An even more compelling question is whether indigenous life ever took root on Mars, as many suspect but cannot prove.
"If you look at the surface of Mars today, it's a desolate place. It's dry. It's cold. It's barren," said Cornell University astronomer Steven Squyres, who heads the science teams for two NASA rovers scheduled to land on Mars beginning next month. "It's not an inviting environment for life, and yet we see these tantalizing clues," he said.
The unprecedented barrage of spacecraft is due partly to the relatively close distance between Earth and Mars, an alignment that occurs every two years. This year's lineup is particularly favorable, with Earth and Mars about 35 million miles apart -- as close as they have been in more than 60,000 years. At that distance, spacecraft can be dispatched from Earth using less powerful and less expensive boosters.
No one expects everything to go perfectly, however.
"Mars has been a most daunting destination," said NASA's associate administrator for space science Ed Weiler. "Some -- including me -- have called it 'The Death Planet.'"
NASA would know. The twin Mars Exploration Rovers, named Spirit and Opportunity, follow the loss of the Mars Polar Lander and the Mars Climate Orbiter. Two other probes, however -- the Global Surveyor and the Mars Odyssey -- have been returning compelling pictures and data about geologic features and other attributes of Mars.
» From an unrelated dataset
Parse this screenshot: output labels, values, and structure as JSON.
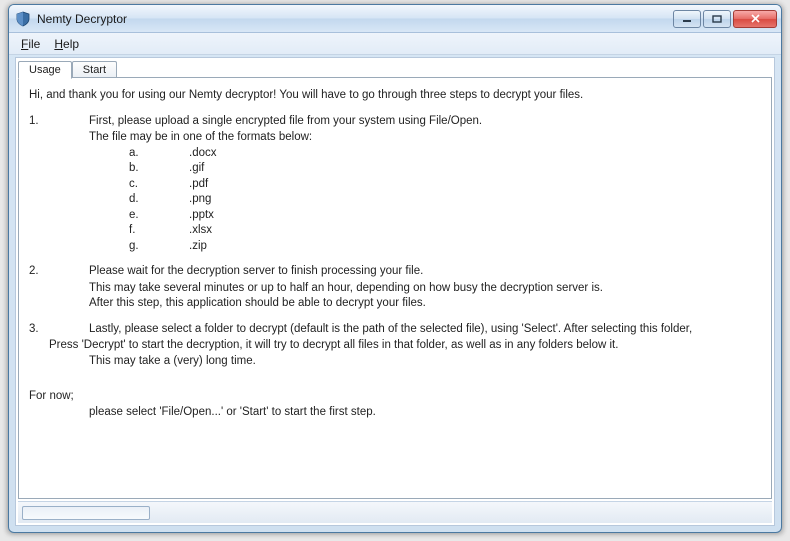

Europe defied the odds this week, successfully putting its Mars Express spacecraft in orbit for a planned two-year mission to look for underground water. The spacecraft, which arrived Dec. 24, is designed to use radar to probe 2-1/2 miles beneath the planet's surface. In addition, Mars Express has a high-resolution stereo camera to map the planet's surface.
The fate of Beagle 2, the small companion rover, dispatched for an independent mission and scheduled to make contact on Christmas day, was unknown.
Japan had hoped to join the international science fest at Mars, but could not fix a problem with its spacecraft's power system to slip into orbit. Nozomi, which means hope, joins a long list of failed Mars probes that represent two-thirds of all spacecraft launched to the planet.
Even more difficult than settling into orbit is landing on the planet, with only three successful missions to date: two Viking landers sent by NASA in July and September 1976 and the Mars Pathfinder mission, which included the pint-sized Sojourner rover, in 1997.
NASA's next attempt comes Jan. 3, when Spirit is scheduled to make its high-speed descent to the planet's surface. If it survives the risky parachute descent and airbag-cushioned landing, Spirit is expected to spend about three months combing the dry lakebeds in Gusev Crater, a huge impact basin that once might have held a lake formed by water that flowed down from the highlands. The rover will search for sediments that could hold geologic evidence of past water.
The rover's twin, Opportunity, is slated to arrive Jan. 24, landing at an unusual mineral concentration on the equatorial Meridiani Plain. The area contains large quantities of a mineral that on Earth forms almost always in the presence of liquid water. The iron oxide, called hematite, was detected by the Mars Global Surveyor.
The goal of the missions, Weiler said, is to answer questions about whether the planet's surface was ever suitable for life.
"If successful," he said, "Spirit and Opportunity will help humans take a giant leap forward in our understanding of Mars' potential for past or current life."
Irene Mona Klotz covers aviation and space for UPI Science News. E-mail firstname.lastname@example.org